Another way of filtering the air at the source is to use PAPR welding helmets. Such systems allow operators to breathe mechanically moved and filtered air regardless of the distance between them and the shop’s air filtration system.
Welding Air Filtration System Selection
A proper fume ventilation program does not need to wait for a company to move to new quarters, or even cause lengthy shutdowns of a production line.
Moreover, new technologies in blower motor design, such as variable-frequency drive control, incur lower energy costs than units of a decade ago.
Modular fume treatment systems are available to fit nearly anywhere in a plant.
For confined spaces, several manufacturers, including Great Lakes Air Systems, Lincoln Electric, and Torit, offer cabinet-sized units that can be rolled next to a work area and operate off of a standard 120V power outlet.
A flexible duct extends from the body of the unit, allowing exact placement of the fume intake close to a weld operation.
Fire suppression is a crucial factor when choosing any fume venting equipment that is to be used around a welding process. Users have to ensure that the extraction opening is not close to the actual welding point so that sparks have a chance of extinguishing before entry and that intake hoods and ducting can withstand a barrage of hot metal sparks.
Additionally, collection units currently on the market include internal systems that incorporate spark arrestors, baffles, changes in air velocity, or other mechanical means to extinguish sparks and prevent accumulated dust from igniting.
Filtration varies from manufacturer to manufacturer, both in filter media and the method incoming air is passed through the filter. Selection will depend on the amount of use the system is expected to receive, ease of maintenance of the filter and, if there are space constraints, how the filter affects the size of the collection unit.
Many units offer automatic filter cleaning systems that extend the life of the filter while reducing the frequency of unit maintenance. Fume removal systems are available and designed specifically for robotic welding stations.
Such equipment may include a surrounding curtain to enhance the efficiency of the fume collection within the weld cell, while control of the exhaust motor can be delegated to the robot’s computer so that activation and shut-off are tied to the weld cycle.
Alternatively, several robot cells can be ducted to a single collector appropriately designed for the intended volume of air.
Work with an HVAC Specialist
When considering fume control for a shop, a plant air specialist will help determine air volumes, unique work area requirements, and any other factors that will affect system selection.
It can be a serious mistake to treat plant air filtration systems as an afterthought. When you take that approach, you leave gaps. Or, maybe you use multiple contractors, and everything doesn’t come together as you had planned, so they end up blaming one another about whose fault it is while you tear your hair out.
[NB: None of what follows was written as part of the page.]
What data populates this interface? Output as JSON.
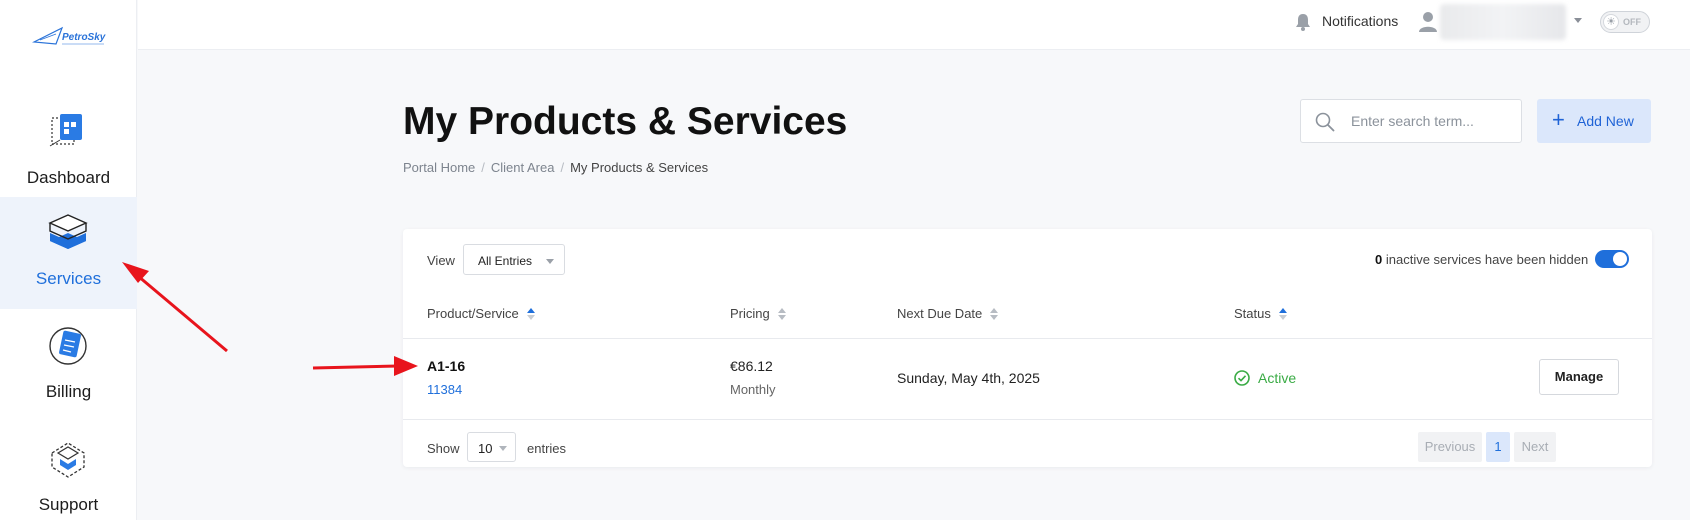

The real shame is that a specialist can put it all together for you in a turnkey package.
Generally, employee morale improves after the company installs an improved fume control system. Accordingly, production quality and output are improved, a benefit achieved without blowing any smoke.
It doesn’t matter if you run a small shop or a big production line; an air filtering system is necessary to prevent health issues and improve productivity. A small shop doesn’t have to invest much. Welding fume solutions are generally inexpensive nowadays.
But, if you run a bigger welding operation with multiple operators and your company welds coated metals like galvanized steel, you must provide a well-designed system to protect the health of your welding operators.